Henry Ford's first two car companies went under. James Dyson suffered through more than 5,000 failed prototypes before he created the first working Dyson vacuum. J.K. Rowling's first Harry Potter book was rejected repeatedly by publishers. Michael Jordan likes to point out that he missed 9,000 shots during his NBA career and lost almost 300 games.
No one wants to fail, but failure is often the necessary step towards success. The key is not to focus on the failure, but rather what you can learn from the experience to elevate you to the next level. Missing baskets taught Michael Jordan to work harder to improve his shooting skills. Bankruptcy showed Henry Ford how to better market his new product to hesitant customers.
When I first was a partner in a yoga studio, I didn't have the in-depth yoga knowledge like the teachers who worked for me. As a CPA, I didn't think this would be an issue as I ran the business side of the studio. However, by not being a yoga expert, it hurt my arguments to make certain business decisions because I didn't know the industry well enough. Before owning another studio, I corrected my shortcoming and became a yoga instructor. I spent time teaching yoga so I had better knowledge (and confidence) when dealing with the business side.
Think about approaching your career and business in the same way. See your shortcomings as an opportunity to learn. This will give you the extra knowledge (and courage) to do better the next time and try something different.
Here are three strategies on how you can learn from failure and turn it into a positive experience for your business and career:
1. List your mistakes.
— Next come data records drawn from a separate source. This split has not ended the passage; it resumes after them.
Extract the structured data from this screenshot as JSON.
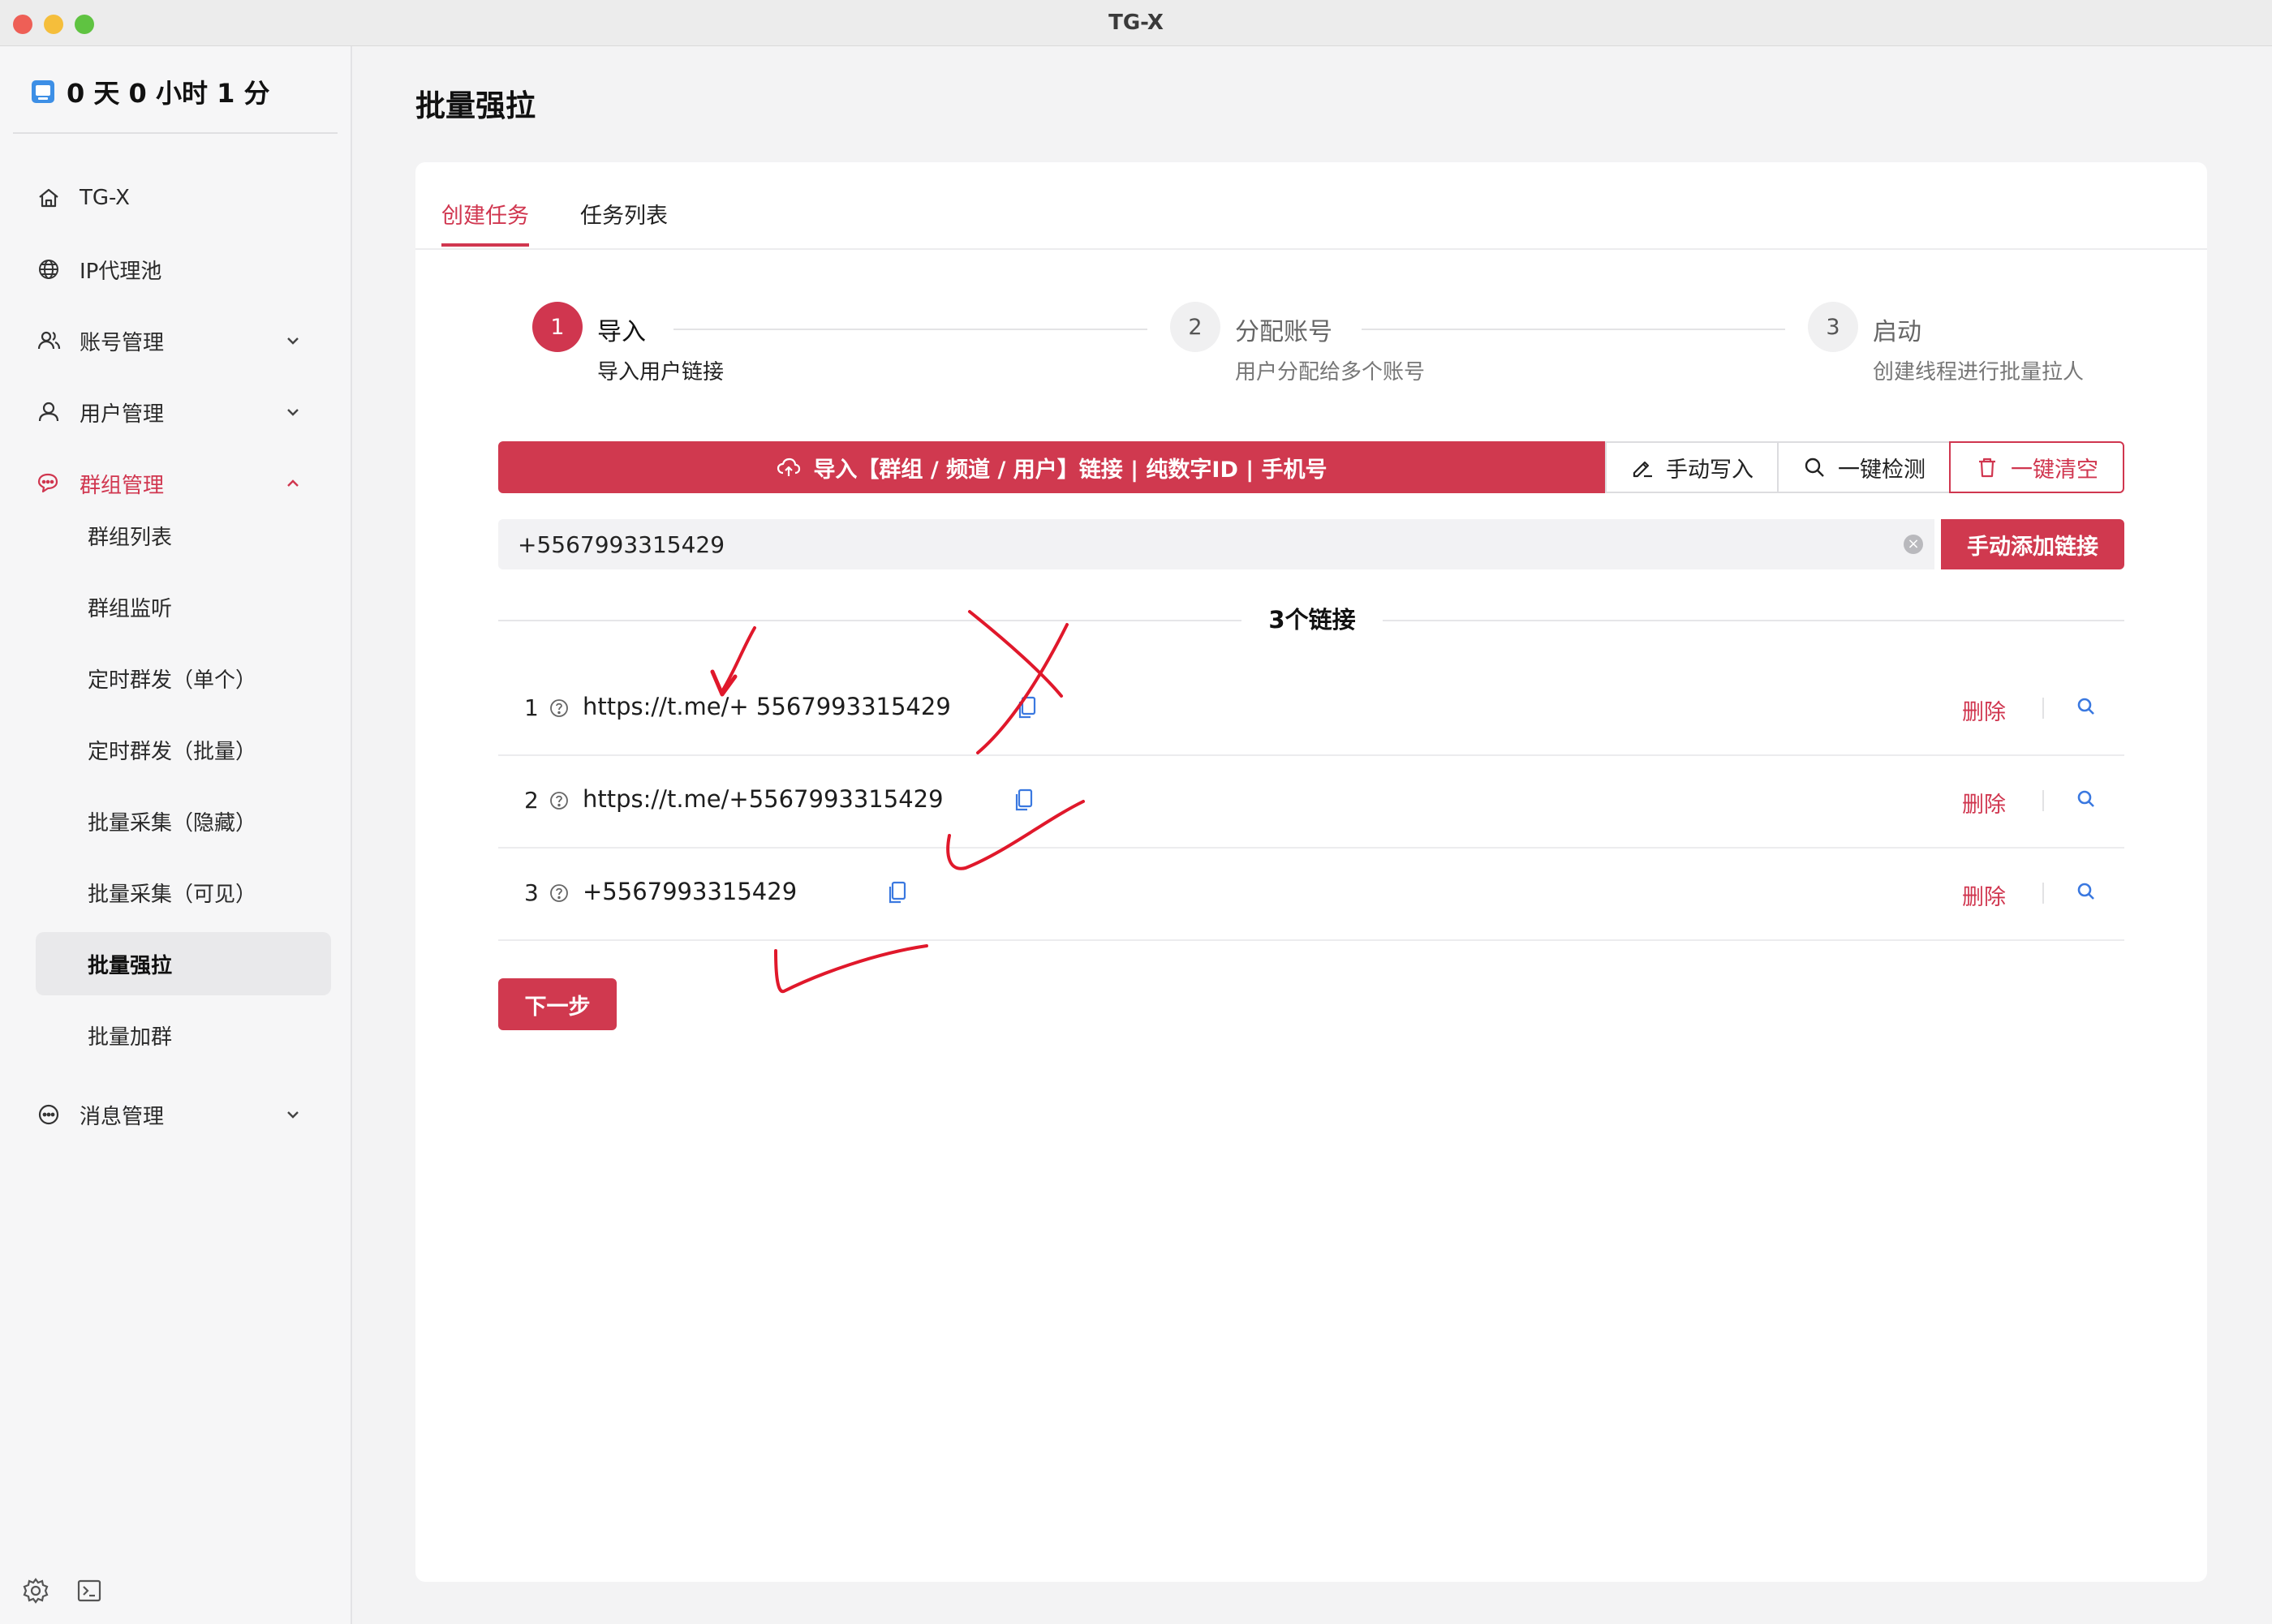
{
  "window": {
    "title": "TG-X"
  },
  "sidebar": {
    "uptime": "0 天 0 小时 1 分",
    "items": [
      {
        "label": "TG-X",
        "icon": "home-icon"
      },
      {
        "label": "IP代理池",
        "icon": "globe-icon"
      },
      {
        "label": "账号管理",
        "icon": "users-icon",
        "expanded": false
      },
      {
        "label": "用户管理",
        "icon": "user-icon",
        "expanded": false
      },
      {
        "label": "群组管理",
        "icon": "chat-group-icon",
        "expanded": true,
        "active": true
      },
      {
        "label": "消息管理",
        "icon": "message-icon",
        "expanded": false
      }
    ],
    "group_sub_items": [
      {
        "label": "群组列表"
      },
      {
        "label": "群组监听"
      },
      {
        "label": "定时群发（单个）"
      },
      {
        "label": "定时群发（批量）"
      },
      {
        "label": "批量采集（隐藏）"
      },
      {
        "label": "批量采集（可见）"
      },
      {
        "label": "批量强拉",
        "selected": true
      },
      {
        "label": "批量加群"
      }
    ],
    "bottom_icons": [
      "settings-icon",
      "terminal-icon"
    ]
  },
  "page": {
    "title": "批量强拉"
  },
  "tabs": [
    {
      "label": "创建任务",
      "active": true
    },
    {
      "label": "任务列表",
      "active": false
    }
  ],
  "steps": [
    {
      "number": "1",
      "title": "导入",
      "desc": "导入用户链接",
      "state": "current"
    },
    {
      "number": "2",
      "title": "分配账号",
      "desc": "用户分配给多个账号",
      "state": "waiting"
    },
    {
      "number": "3",
      "title": "启动",
      "desc": "创建线程进行批量拉人",
      "state": "waiting"
    }
  ],
  "toolbar": {
    "import_label": "导入【群组 / 频道 / 用户】链接 | 纯数字ID | 手机号",
    "manual_write_label": "手动写入",
    "check_label": "一键检测",
    "clear_label": "一键清空"
  },
  "link_input": {
    "value": "+5567993315429",
    "add_label": "手动添加链接"
  },
  "link_count": "3个链接",
  "links": [
    {
      "index": "1",
      "url": "https://t.me/+ 5567993315429",
      "delete_label": "删除"
    },
    {
      "index": "2",
      "url": "https://t.me/+5567993315429",
      "delete_label": "删除"
    },
    {
      "index": "3",
      "url": "+5567993315429",
      "delete_label": "删除"
    }
  ],
  "next_label": "下一步",
  "colors": {
    "accent": "#d0394f",
    "annotation": "#e0182b",
    "link_icon": "#3a78e0"
  }
}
To be a good entrepreneur, you first need to be good at self-reflection so your business can continue to grow. Is there anything in your business that is not going as planned? Why? If mistakes were made, own them and list them. Did you not communicate enough with a potential client? Did you not budget enough time for staff to complete a project? Did you not have strategies in place for anticipated setbacks? Only when you know how and why you failed can you avoid making the same mistakes the next time.
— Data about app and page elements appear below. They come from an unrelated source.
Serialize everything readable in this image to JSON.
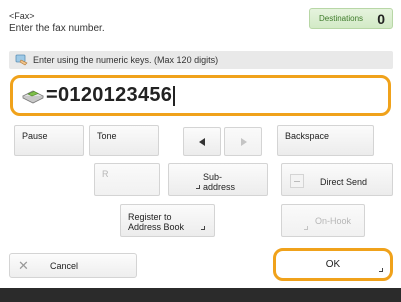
{
  "header": {
    "title": "<Fax>",
    "subtitle": "Enter the fax number.",
    "destinations_label": "Destinations",
    "destinations_count": "0"
  },
  "instruction": {
    "text": "Enter using the numeric keys. (Max 120 digits)",
    "icon": "keypad-hand-icon"
  },
  "number_field": {
    "icon": "fax-machine-icon",
    "prefix": "=",
    "value": "0120123456"
  },
  "keys": {
    "pause": "Pause",
    "tone": "Tone",
    "backspace": "Backspace",
    "r": "R",
    "subaddress_line1": "Sub-",
    "subaddress_line2": "address",
    "direct_send": "Direct Send",
    "register_line1": "Register to",
    "register_line2": "Address Book",
    "on_hook": "On-Hook"
  },
  "footer": {
    "cancel": "Cancel",
    "ok": "OK"
  },
  "colors": {
    "accent": "#f0a21b",
    "destinations_bg": "#d9eecd",
    "destinations_text": "#3d7a2a",
    "disabled_text": "#b6b6b6"
  }
}
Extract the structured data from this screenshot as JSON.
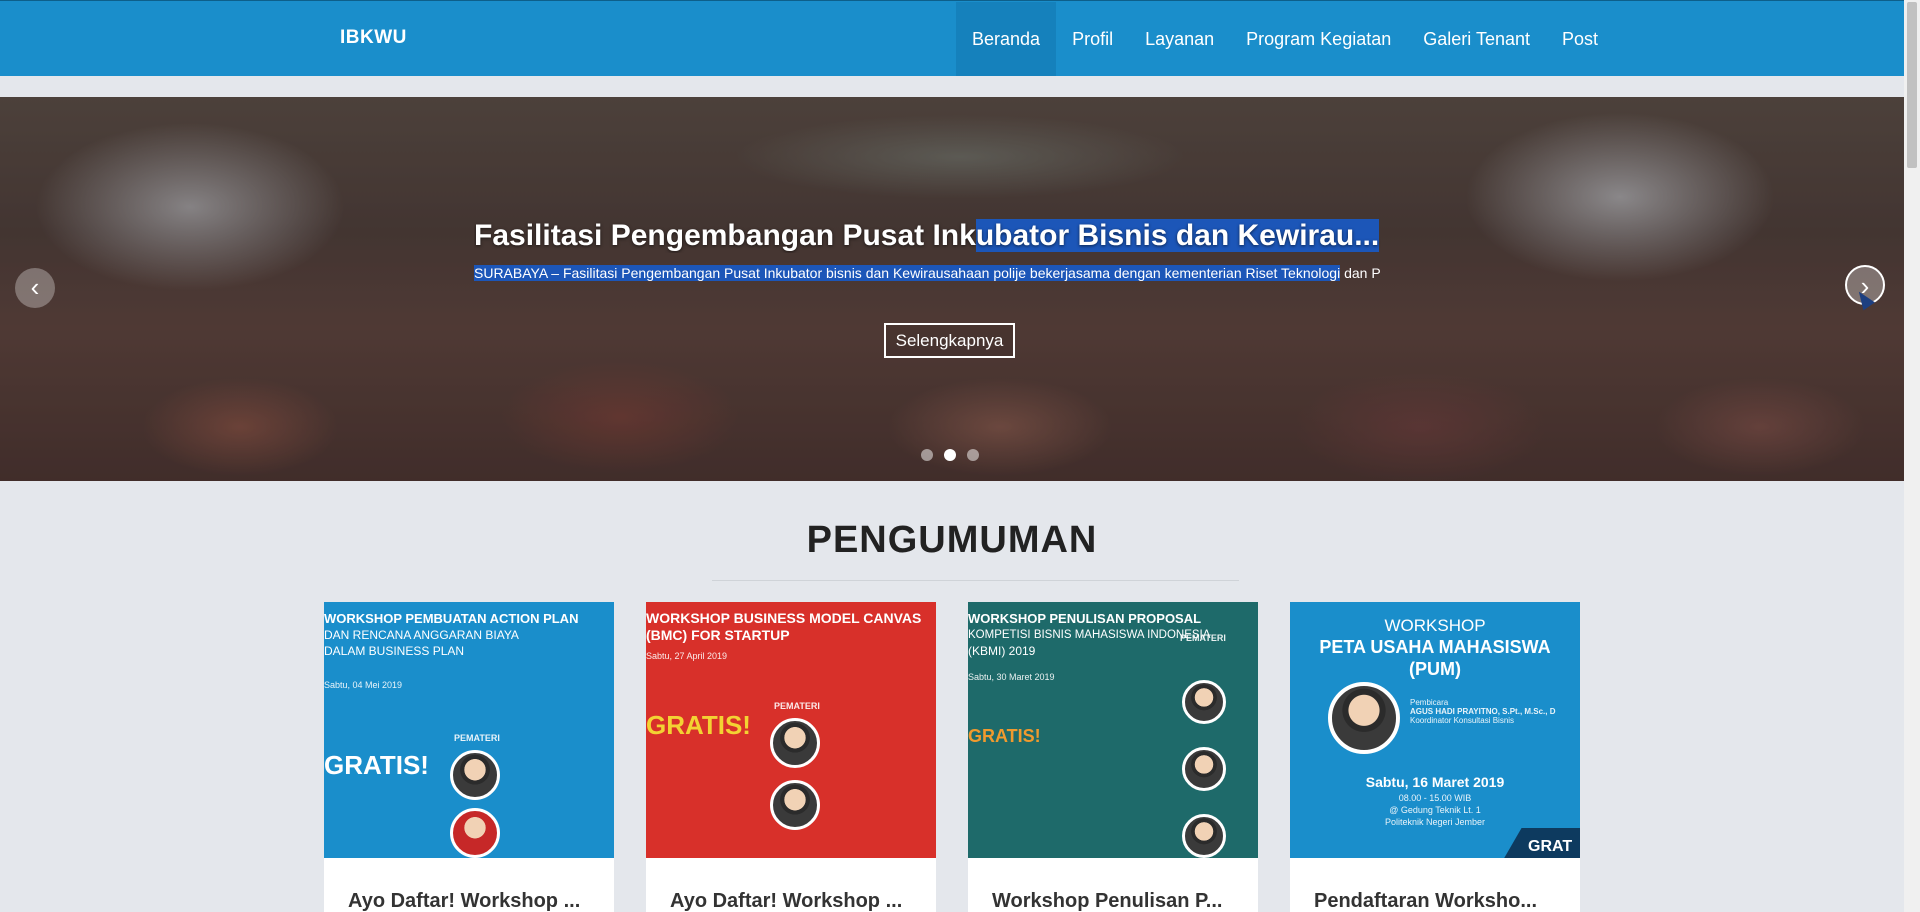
{
  "brand": "IBKWU",
  "nav": [
    {
      "label": "Beranda",
      "active": true
    },
    {
      "label": "Profil"
    },
    {
      "label": "Layanan"
    },
    {
      "label": "Program Kegiatan"
    },
    {
      "label": "Galeri Tenant"
    },
    {
      "label": "Post"
    }
  ],
  "hero": {
    "title_plain": "Fasilitasi Pengembangan Pusat Ink",
    "title_selected": "ubator Bisnis dan Kewirau...",
    "subtitle_selected": "SURABAYA – Fasilitasi Pengembangan Pusat Inkubator bisnis dan Kewirausahaan polije bekerjasama dengan kementerian Riset Teknologi",
    "subtitle_plain": " dan P",
    "button": "Selengkapnya",
    "prev_icon": "chevron-left-icon",
    "next_icon": "chevron-right-icon",
    "slides": 3,
    "active_slide": 2
  },
  "section": {
    "title": "PENGUMUMAN"
  },
  "cards": [
    {
      "title": "Ayo Daftar! Workshop ...",
      "poster": {
        "bg": "#1a8ecb",
        "line1": "WORKSHOP PEMBUATAN ACTION PLAN",
        "line2": "DAN RENCANA ANGGARAN BIAYA",
        "line3": "DALAM BUSINESS PLAN",
        "date": "Sabtu, 04 Mei 2019",
        "pemateri": "PEMATERI",
        "gratis": "GRATIS!"
      }
    },
    {
      "title": "Ayo Daftar! Workshop ...",
      "poster": {
        "bg": "#d8302a",
        "line1": "WORKSHOP BUSINESS MODEL CANVAS",
        "line2": "(BMC) FOR STARTUP",
        "date": "Sabtu, 27 April 2019",
        "pemateri": "PEMATERI",
        "gratis": "GRATIS!"
      }
    },
    {
      "title": "Workshop Penulisan P...",
      "poster": {
        "bg": "#1e6a6a",
        "line1": "WORKSHOP PENULISAN PROPOSAL",
        "line2": "KOMPETISI BISNIS MAHASISWA INDONESIA",
        "line3": "(KBMI) 2019",
        "date": "Sabtu, 30 Maret 2019",
        "pemateri": "PEMATERI",
        "gratis": "GRATIS!"
      }
    },
    {
      "title": "Pendaftaran Worksho...",
      "poster": {
        "bg": "#1a8ecb",
        "line1": "WORKSHOP",
        "line2": "PETA USAHA MAHASISWA",
        "line3": "(PUM)",
        "speaker_label": "Pembicara",
        "speaker": "AGUS HADI PRAYITNO, S.Pt., M.Sc., D",
        "role": "Koordinator Konsultasi Bisnis",
        "date": "Sabtu, 16 Maret 2019",
        "time": "08.00 - 15.00 WIB",
        "place": "@ Gedung Teknik Lt. 1",
        "place2": "Politeknik Negeri Jember",
        "gratis": "GRAT"
      }
    }
  ],
  "colors": {
    "navbar": "#1a8ecb",
    "nav_active": "#1581bc",
    "selection": "#1c56b8",
    "page_bg": "#e4e7ec"
  }
}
2. Find what you need to learn.
Once you identify areas you need to change, what should you do so those things are not repeated? Maybe you need help with planning and time management, or you need to recruit more qualified team members, or you should devote more time to front-end research. Make a detailed list of the shortcomings.
When I made the decision to adjust my accounting practice to offer consulting and training, I had to also determine what I needed to learn to offer that service. Some of that was trial and error and learning from customers. There were many timeswhen I didn't know an answer right away when speaking with a client. I had to learn to admit that to the client, but added that I would research the answer and get back to them.
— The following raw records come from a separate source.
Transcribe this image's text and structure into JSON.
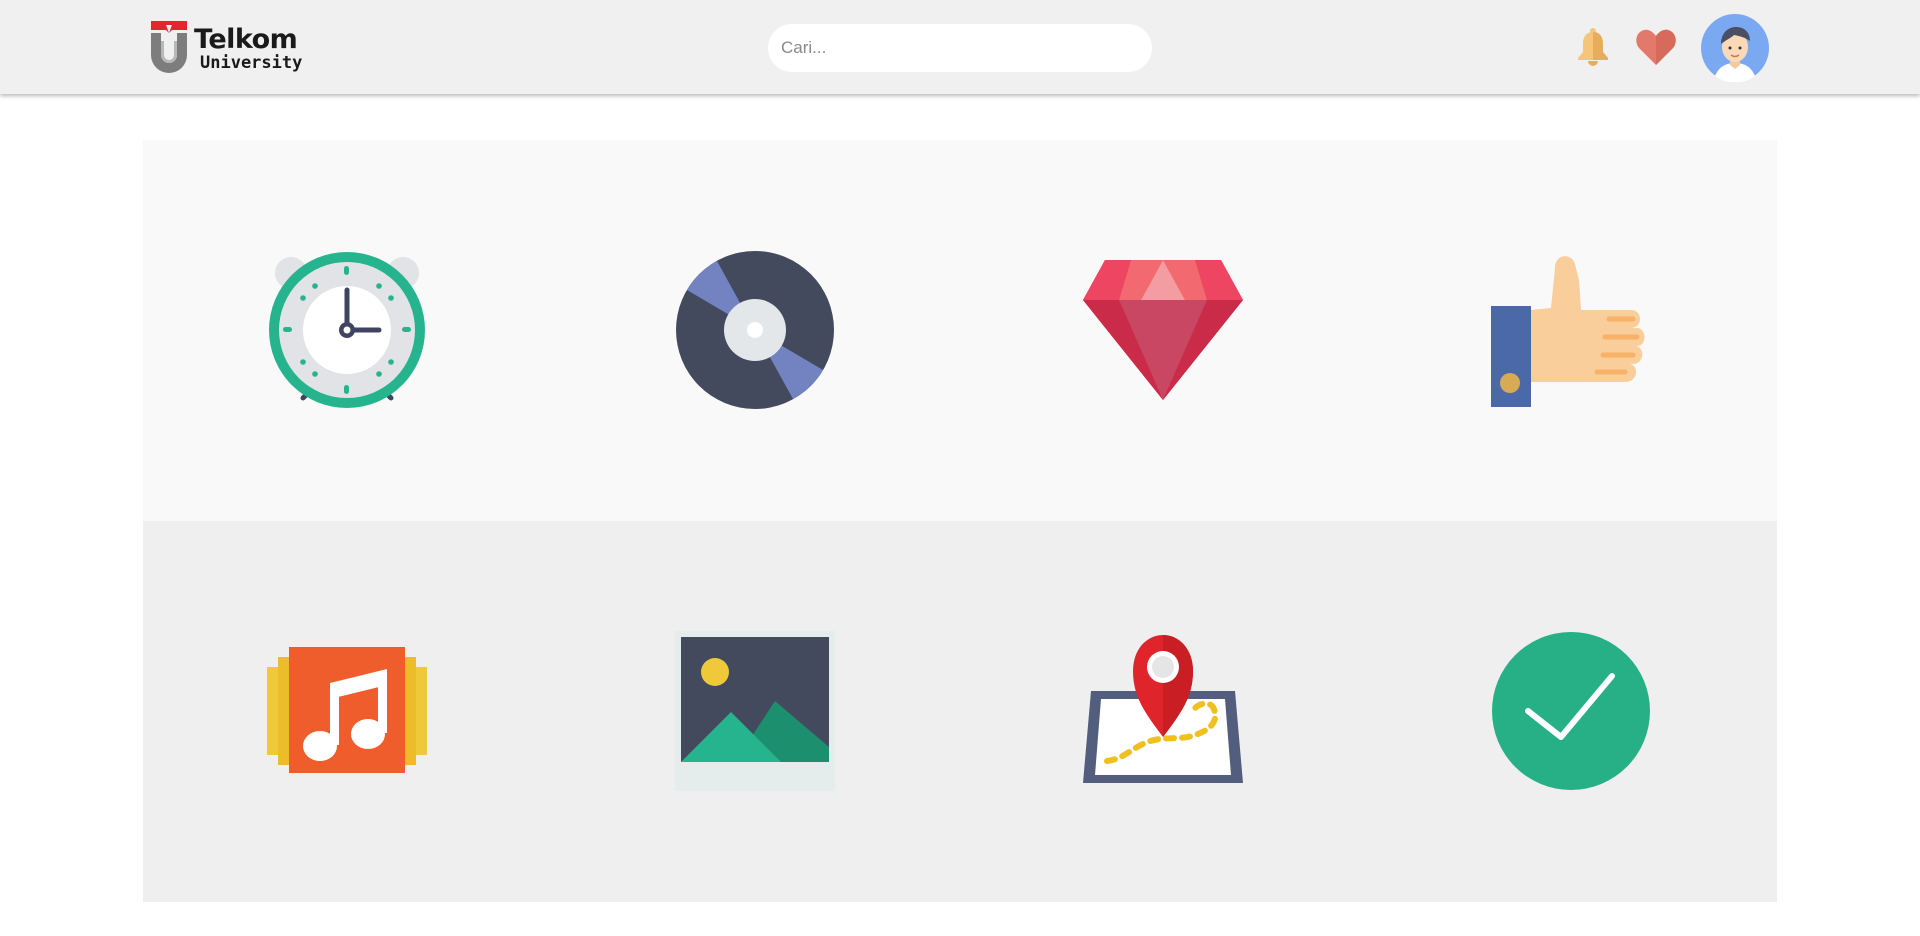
{
  "header": {
    "logo": {
      "line1": "Telkom",
      "line2": "University"
    },
    "search": {
      "placeholder": "Cari...",
      "value": ""
    },
    "icons": [
      "bell-icon",
      "heart-icon",
      "user-avatar"
    ]
  },
  "grid": {
    "rows": [
      {
        "tiles": [
          "alarm-clock",
          "vinyl-disc",
          "ruby-gem",
          "thumbs-up"
        ]
      },
      {
        "tiles": [
          "music-album",
          "image-picture",
          "map-location-pin",
          "check-mark"
        ]
      }
    ]
  },
  "colors": {
    "header_bg": "#f0f0f0",
    "row1_bg": "#f9f9f9",
    "row2_bg": "#efefef",
    "logo_red": "#e32530",
    "bell": "#f5c57a",
    "heart": "#e2796b",
    "avatar_bg": "#7aa9f2"
  }
}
I discovered that clients wanted a responsive consultant and not someone with a quick answer. By learning this lesson, I put together processes to ensure my team responded in a timely fashion and developed efficient ways to find answers.
3. Make a plan.
Now think about what you can do to correct mistakes or improve for the next time. This might mean changing the usual project process by adding or subtracting steps.
For example, as my accounting practice grew, so did the number of people working for me and the number of projects we worked on at any given time. In order to avoid anxiety about everything getting done fast and on time, I implemented project plans and workflow management processes and tools. That way I had oversight on the status of all projects in real-time, and could identify which clients required immediate attention and staff that needed assistance.
Failure is the price of business success. Don't worry about trying new things or making mistakes. Remember that every failure is an opportunity to learn, grow, and prosper the next time. It may be tough to endure while it's happening, but don't let it define what you can do and what nuggets of gold in business opportunities lie in the learning.